**Exercise description**
Find the word "this" in the data, then copy each line where it is found.

**** Source material

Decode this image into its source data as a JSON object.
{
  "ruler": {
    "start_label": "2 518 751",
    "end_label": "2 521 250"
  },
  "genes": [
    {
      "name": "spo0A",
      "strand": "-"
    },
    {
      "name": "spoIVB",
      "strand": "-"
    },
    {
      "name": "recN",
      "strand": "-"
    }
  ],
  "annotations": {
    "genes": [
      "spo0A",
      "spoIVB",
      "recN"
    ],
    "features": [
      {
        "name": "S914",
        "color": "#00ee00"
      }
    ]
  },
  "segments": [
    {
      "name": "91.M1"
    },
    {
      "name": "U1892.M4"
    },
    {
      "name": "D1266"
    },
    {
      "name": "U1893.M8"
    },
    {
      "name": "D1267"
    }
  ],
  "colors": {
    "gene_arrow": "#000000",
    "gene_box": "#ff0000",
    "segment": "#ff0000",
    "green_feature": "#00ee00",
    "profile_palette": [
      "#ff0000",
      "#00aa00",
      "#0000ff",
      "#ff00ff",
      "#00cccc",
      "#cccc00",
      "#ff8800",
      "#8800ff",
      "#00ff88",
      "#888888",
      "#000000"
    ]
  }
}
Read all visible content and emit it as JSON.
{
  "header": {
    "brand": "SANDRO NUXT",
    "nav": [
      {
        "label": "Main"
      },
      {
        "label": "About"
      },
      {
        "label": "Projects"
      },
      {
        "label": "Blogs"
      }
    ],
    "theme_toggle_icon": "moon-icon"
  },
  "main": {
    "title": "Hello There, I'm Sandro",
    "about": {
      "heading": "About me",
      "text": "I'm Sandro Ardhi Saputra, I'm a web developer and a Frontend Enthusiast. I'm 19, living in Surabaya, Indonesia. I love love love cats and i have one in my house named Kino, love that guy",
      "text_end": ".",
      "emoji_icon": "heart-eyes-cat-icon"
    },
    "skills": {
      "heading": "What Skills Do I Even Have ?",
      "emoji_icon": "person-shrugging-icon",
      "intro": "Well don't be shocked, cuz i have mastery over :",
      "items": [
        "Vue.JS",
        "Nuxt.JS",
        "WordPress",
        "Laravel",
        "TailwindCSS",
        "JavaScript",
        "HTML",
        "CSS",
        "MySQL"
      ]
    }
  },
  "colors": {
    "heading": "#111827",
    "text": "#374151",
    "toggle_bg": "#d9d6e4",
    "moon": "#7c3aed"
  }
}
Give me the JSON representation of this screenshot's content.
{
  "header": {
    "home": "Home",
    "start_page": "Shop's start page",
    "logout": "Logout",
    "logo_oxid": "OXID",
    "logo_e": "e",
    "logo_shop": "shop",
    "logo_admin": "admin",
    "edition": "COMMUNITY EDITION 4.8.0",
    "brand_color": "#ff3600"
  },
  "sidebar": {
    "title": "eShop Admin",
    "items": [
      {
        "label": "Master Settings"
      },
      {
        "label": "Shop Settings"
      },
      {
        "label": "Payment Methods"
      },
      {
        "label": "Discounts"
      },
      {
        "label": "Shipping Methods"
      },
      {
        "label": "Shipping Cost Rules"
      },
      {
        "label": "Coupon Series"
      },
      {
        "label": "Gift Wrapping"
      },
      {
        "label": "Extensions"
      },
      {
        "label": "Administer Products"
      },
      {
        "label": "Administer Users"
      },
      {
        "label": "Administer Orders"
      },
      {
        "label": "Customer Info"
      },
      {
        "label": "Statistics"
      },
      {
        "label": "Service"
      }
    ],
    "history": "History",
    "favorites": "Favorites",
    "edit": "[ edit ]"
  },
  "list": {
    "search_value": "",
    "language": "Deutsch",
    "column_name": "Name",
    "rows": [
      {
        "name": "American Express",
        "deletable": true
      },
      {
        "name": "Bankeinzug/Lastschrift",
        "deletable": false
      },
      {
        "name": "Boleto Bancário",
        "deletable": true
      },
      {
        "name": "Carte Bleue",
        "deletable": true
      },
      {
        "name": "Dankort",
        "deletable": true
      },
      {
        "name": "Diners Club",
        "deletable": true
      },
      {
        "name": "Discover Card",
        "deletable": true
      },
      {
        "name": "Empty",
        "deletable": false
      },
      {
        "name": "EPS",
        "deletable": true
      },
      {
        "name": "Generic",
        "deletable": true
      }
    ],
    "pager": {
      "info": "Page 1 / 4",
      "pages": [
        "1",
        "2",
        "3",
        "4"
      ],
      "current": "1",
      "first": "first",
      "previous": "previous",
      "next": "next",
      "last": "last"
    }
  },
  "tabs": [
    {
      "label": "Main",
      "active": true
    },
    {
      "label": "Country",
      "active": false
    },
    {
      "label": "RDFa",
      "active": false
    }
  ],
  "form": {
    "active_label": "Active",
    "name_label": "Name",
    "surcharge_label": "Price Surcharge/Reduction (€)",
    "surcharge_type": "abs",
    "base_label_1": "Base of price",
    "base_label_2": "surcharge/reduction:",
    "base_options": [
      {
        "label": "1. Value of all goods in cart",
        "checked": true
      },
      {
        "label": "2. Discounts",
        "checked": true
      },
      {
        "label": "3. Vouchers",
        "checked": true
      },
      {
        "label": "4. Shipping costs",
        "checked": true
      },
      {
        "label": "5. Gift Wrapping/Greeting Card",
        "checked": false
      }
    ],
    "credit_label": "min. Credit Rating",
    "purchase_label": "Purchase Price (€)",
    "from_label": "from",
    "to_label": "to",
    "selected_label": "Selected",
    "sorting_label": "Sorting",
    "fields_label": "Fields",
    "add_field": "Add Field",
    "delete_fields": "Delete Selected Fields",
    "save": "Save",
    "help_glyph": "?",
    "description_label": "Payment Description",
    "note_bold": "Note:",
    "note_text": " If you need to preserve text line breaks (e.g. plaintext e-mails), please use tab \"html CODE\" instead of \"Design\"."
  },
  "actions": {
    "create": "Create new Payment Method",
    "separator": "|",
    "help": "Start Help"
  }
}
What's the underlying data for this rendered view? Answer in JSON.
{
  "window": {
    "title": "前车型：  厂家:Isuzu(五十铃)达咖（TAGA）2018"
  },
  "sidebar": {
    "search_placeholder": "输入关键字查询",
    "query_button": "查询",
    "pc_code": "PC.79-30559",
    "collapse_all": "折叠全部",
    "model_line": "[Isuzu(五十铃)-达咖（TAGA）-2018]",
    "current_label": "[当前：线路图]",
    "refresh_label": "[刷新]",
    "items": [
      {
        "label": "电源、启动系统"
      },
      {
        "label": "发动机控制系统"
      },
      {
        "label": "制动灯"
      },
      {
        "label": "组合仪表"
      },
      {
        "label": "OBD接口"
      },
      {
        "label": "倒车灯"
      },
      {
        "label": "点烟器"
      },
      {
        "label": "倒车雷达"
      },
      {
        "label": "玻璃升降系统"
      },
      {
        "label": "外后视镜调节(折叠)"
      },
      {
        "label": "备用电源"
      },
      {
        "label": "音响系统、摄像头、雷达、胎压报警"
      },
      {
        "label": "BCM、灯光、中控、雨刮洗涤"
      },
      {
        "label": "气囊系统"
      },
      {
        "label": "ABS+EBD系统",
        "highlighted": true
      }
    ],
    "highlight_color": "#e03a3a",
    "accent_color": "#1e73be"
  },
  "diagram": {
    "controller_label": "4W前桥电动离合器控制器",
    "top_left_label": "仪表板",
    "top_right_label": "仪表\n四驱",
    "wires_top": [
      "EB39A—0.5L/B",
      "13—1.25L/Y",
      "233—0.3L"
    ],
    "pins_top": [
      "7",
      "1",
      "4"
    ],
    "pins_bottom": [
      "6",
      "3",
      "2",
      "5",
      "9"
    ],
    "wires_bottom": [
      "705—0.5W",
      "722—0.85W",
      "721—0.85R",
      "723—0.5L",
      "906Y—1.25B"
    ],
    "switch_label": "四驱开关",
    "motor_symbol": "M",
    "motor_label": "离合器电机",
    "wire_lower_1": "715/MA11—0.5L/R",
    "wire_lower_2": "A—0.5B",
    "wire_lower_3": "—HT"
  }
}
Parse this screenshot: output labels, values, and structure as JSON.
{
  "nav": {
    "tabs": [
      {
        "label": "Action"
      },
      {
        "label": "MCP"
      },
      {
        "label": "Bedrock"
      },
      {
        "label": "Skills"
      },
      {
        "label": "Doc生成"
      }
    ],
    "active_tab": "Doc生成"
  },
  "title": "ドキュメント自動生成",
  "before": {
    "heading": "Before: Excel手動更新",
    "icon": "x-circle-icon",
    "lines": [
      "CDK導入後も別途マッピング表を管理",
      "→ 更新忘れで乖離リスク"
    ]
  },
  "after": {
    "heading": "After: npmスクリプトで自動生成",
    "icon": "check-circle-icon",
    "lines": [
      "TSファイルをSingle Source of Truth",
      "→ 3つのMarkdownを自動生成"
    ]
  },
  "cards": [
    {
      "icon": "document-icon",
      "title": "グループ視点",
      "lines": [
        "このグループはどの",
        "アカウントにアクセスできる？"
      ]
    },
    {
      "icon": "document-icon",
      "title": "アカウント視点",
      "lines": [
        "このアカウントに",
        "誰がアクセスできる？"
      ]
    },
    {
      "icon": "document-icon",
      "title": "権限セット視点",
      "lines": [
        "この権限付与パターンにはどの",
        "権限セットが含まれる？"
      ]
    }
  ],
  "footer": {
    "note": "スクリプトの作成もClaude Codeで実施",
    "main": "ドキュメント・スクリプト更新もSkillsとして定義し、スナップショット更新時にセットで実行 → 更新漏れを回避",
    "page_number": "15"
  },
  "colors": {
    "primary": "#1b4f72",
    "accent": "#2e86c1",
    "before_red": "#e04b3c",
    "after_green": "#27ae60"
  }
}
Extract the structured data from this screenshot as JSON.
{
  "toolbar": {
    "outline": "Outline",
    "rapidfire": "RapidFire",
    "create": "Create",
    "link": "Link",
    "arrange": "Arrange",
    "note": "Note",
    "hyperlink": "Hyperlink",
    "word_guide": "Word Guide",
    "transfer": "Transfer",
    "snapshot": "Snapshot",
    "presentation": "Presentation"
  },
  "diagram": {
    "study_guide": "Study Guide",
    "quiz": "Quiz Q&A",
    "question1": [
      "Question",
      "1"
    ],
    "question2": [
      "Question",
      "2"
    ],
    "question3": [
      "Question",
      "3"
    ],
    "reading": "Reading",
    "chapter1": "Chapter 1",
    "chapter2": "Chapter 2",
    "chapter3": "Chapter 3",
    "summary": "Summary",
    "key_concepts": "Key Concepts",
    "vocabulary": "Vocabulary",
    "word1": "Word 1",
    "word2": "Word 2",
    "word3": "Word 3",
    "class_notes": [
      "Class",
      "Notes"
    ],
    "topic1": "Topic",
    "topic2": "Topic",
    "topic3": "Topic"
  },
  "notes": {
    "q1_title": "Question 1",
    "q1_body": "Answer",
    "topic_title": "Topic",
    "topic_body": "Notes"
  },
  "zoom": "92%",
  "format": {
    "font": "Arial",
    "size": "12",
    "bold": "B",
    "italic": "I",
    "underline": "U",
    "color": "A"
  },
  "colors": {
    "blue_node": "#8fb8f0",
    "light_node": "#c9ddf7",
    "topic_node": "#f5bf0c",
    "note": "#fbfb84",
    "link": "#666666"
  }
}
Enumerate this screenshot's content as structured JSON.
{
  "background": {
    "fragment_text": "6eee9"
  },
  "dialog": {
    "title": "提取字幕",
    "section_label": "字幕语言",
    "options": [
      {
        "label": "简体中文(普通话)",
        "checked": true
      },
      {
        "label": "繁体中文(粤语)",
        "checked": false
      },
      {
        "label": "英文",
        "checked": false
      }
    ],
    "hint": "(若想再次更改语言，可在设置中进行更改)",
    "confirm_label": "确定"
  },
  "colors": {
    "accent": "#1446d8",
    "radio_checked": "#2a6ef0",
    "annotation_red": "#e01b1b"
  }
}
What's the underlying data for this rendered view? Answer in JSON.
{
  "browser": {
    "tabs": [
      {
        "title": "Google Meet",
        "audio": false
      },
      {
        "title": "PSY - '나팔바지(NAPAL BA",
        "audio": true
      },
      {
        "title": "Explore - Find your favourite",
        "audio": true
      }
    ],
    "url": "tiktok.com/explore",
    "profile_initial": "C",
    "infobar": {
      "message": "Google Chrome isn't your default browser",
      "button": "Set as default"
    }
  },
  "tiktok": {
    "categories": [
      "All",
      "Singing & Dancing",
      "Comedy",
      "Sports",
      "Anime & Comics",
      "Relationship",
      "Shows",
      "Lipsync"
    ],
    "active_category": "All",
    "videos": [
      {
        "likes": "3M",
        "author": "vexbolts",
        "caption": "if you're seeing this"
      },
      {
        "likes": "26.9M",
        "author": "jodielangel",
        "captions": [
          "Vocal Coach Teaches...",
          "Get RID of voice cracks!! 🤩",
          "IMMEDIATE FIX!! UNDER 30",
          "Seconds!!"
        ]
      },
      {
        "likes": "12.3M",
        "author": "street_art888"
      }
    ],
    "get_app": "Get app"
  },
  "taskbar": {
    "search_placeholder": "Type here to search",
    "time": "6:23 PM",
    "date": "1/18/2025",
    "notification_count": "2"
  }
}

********

**Written solution**
Decode this image into its source data as a JSON object.
Give me the JSON representation of this screenshot's content.
What's the underlying data for this rendered view? Answer in JSON.
Parse this screenshot: output labels, values, and structure as JSON.
Extract the structured data from this screenshot as JSON.
Enumerate this screenshot's content as structured JSON.
What's the underlying data for this rendered view? Answer in JSON.
        "caption": "if you're seeing this"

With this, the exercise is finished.